Problem to work on >> Every line with the string "Haptic" in it belongs in your answer, so copy them all from the data.

(Excerpts from an interface dataset)
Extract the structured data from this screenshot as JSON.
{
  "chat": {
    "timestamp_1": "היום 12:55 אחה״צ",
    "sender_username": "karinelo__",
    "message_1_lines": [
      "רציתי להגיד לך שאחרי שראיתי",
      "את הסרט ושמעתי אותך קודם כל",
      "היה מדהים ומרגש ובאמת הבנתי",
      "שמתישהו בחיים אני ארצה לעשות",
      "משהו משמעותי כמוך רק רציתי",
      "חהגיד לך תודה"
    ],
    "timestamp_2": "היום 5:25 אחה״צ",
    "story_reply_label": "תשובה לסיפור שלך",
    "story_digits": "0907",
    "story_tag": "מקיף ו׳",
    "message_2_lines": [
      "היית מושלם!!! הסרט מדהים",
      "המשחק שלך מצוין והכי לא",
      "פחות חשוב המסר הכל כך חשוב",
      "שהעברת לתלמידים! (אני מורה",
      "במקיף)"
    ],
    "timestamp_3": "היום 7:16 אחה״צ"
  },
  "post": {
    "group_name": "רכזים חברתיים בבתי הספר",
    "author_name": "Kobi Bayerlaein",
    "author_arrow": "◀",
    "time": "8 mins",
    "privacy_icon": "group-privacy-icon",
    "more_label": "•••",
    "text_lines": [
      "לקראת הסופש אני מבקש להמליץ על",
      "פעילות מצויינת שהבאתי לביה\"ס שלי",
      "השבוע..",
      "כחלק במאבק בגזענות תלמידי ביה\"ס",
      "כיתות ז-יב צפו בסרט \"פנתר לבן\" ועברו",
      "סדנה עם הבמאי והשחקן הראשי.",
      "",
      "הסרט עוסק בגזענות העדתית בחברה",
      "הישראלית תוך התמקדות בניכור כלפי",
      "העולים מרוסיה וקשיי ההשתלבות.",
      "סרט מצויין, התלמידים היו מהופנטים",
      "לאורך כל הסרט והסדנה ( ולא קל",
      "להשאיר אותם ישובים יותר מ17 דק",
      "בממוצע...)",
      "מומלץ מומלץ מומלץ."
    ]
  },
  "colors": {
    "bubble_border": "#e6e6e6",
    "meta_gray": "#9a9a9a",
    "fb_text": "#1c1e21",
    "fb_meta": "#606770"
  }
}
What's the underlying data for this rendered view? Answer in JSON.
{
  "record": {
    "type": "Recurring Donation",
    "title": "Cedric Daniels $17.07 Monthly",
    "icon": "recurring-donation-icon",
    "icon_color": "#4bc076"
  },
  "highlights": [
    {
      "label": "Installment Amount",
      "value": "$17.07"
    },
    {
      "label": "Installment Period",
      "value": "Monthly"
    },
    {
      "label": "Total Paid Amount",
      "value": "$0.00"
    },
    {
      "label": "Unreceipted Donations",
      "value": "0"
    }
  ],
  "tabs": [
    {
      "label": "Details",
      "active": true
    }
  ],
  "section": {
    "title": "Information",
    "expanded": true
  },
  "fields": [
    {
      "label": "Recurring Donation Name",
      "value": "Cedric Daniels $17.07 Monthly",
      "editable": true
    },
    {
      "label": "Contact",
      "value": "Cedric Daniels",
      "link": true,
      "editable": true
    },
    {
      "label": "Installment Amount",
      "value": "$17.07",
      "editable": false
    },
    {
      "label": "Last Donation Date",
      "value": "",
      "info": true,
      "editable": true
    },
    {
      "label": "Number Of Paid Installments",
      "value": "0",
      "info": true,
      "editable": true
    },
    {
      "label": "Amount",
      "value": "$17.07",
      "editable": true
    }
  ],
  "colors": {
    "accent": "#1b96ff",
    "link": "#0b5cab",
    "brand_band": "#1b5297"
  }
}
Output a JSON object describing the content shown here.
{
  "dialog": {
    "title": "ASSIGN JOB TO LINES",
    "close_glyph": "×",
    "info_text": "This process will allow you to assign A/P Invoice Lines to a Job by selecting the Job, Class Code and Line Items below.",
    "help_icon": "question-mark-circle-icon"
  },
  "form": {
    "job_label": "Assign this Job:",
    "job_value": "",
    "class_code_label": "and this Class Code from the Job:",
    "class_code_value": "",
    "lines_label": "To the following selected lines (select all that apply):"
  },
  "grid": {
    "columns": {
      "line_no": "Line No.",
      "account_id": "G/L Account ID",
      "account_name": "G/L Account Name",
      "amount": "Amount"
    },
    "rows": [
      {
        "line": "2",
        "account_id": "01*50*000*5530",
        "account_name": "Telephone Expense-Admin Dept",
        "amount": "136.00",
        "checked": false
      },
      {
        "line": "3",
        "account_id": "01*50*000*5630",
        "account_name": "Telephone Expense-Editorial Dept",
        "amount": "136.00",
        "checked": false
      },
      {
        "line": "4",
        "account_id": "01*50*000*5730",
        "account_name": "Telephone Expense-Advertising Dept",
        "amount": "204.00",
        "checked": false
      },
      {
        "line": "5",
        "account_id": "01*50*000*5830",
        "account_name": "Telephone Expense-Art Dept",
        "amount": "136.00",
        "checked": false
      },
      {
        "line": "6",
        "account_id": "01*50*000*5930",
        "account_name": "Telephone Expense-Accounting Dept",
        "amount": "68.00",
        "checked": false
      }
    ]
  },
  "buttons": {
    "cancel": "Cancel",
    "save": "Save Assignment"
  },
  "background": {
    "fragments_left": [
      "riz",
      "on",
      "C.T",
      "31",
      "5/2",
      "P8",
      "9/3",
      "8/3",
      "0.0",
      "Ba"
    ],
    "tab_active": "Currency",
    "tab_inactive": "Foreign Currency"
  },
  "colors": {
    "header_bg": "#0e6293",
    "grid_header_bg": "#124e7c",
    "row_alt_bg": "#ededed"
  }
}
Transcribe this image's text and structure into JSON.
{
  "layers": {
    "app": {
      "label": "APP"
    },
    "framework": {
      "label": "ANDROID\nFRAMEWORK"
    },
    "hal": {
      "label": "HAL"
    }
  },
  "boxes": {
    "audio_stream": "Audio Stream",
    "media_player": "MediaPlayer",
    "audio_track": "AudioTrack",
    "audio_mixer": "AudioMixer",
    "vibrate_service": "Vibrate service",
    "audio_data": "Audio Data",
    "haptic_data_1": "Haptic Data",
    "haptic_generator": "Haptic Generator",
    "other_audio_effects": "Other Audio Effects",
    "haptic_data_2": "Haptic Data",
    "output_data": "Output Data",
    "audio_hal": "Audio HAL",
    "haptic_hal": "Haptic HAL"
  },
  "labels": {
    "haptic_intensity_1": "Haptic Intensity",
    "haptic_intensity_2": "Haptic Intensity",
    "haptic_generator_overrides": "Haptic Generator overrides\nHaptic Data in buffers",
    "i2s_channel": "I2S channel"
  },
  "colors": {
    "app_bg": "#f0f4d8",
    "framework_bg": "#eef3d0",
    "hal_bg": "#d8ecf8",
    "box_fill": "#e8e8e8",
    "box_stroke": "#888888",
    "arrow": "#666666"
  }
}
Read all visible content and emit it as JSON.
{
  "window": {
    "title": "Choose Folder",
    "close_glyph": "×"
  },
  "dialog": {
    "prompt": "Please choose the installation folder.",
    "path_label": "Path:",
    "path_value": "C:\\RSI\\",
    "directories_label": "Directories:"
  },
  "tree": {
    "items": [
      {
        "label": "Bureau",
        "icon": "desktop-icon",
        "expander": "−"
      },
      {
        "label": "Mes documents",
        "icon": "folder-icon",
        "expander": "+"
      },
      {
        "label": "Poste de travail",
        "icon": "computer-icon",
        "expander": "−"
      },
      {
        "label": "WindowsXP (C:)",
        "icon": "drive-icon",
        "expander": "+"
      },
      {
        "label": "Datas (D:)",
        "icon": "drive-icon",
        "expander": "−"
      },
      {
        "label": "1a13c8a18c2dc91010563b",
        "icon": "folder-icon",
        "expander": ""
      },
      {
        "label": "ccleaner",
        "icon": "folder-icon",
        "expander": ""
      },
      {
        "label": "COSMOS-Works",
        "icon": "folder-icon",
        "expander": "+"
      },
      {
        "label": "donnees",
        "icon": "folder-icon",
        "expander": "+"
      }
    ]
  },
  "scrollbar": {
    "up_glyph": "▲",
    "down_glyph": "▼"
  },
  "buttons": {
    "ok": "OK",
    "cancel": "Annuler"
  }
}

Task response >>
    "haptic_data_1": "Haptic Data",
    "haptic_generator": "Haptic Generator",
    "haptic_data_2": "Haptic Data",
    "haptic_hal": "Haptic HAL"
    "haptic_intensity_1": "Haptic Intensity",
    "haptic_intensity_2": "Haptic Intensity",
    "haptic_generator_overrides": "Haptic Generator overrides\nHaptic Data in buffers",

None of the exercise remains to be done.